5. The Miseducation of Cameron Post
I’m one of the few who didn’t enjoy Desiree Akhavan’s clunky Channel 4 sitcom The Bisexual. But this year the Iranian-American director's indie The Miseducation of Cameron Post made up for it, with a more sharply observed take on queer self-discovery. In the high-stakes environment of a gay conversation camp, Akhavan finds warmth and wit – and an air-punch of a group singalong to 4 Non Blondes' "What’s Up" – with Chloë Grace Moretz giving her best on-screen turn to date as a Breeders and Desert Hearts fan sent by an aunt to "straighten out" and, heartwarmingly, finding a new kind of queer family.
4. Tranny Fag (Bixa Travesty)
"I am the daughter of Eve," proclaims trans Brazilian MC Linn Da Quebrada in this DIY-feeling gem of a documentary. Living in poverty in São Paulo, Linn is incendiary on stage, performing her punk poetry in a whirling dervish of chainmail and spikes, with lyrics like "step inside my anus / it’s as big as an apartment". The film is just as impactful in its quieter moments, as the camera traces the contours of her nude transfeminine body and shows homey moments of Linn cooking with her mum. Released just a few months before the country elected the homophobic Jair Bolsonaro as president, Tranny Fag joins Brazilian films like Waiting for B. – and outspoken artists like Pabllo Vittar and Jaloo – as a proud stand against LGBTQ erasure.
3. The Wound
Films at the crossroads of tradition and queerness can be lightning rods. And after the release of the stunning South African LGBTQ drama The Wound, its remarkable star Nakhane Touré faced death threats. Touré brings an enigmatic nuance to the film, as a young Xhosa man returning to his rural birthplace to "toughen up" a young boy as part of a circumcision ritual – yet the film morphs into a poignant search for the love that dare not speak its name in a hostile setting. "It's a space that denies that queerness exists at all," Touré has said of Xhosa communities. "I knew it was important that we queer that space."
2. The Favourite
In the 17th century court of Queen Anne, the monarch’s word is law.
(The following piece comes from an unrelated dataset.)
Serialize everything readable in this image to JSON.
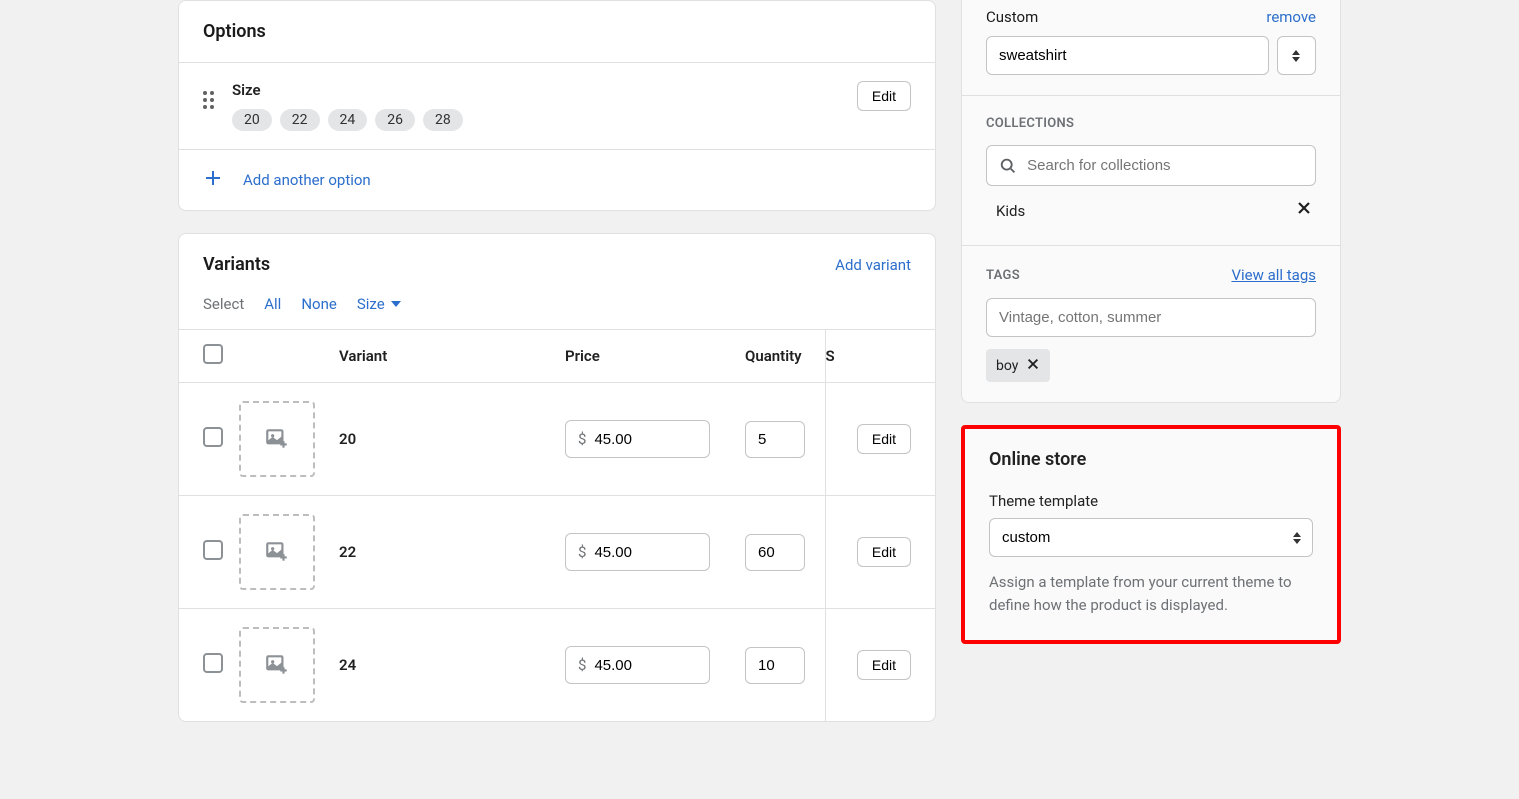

Even if her order is "fuck me", as she instructs her lady in waiting in one of The Favourite’s many hilariously meme-able moments. Director Yorgos Lanthimos proved he was the American mainstream’s most twisted new mind in his other recent mad movies, but The Favourite’s backstabbing power-plays, daft humour and unabashed Sontagian camp cements it as his greatest achievement yet, as Abigail arrives in court and weasels her way into the queen’s favour (and bed). The only problem is deciding which of the three outstanding leads (Olivia Colman, Emma Stone and Rachel Weisz) deserves the Best Actress Oscar.
The Favourite opens on the 26th of December
1. 120 BPM
120 BPM could be an angry movie: it's the late 1980s and queer people are dying in Paris, while ACT UP is raging, chain-smoking, throwing fake blood and welding cheerleader pom-poms in protest of criminally homophobic authorities. But Robin Campillo’s masterpiece is more like a love letter. A love letter to the queer community that does not shy away from the fact that violence and death are part of our collective legacy. I haven’t seen a film that blends righteous rage with love, passion and lust for life with this much even-handed, heartbreaking potency, with epic cinematography and vital-feeling performances to boot. 120 BPM reminds us that the fight is not over, but looks forward too, a testament to the truth that when we live in solidarity, queer is invincible.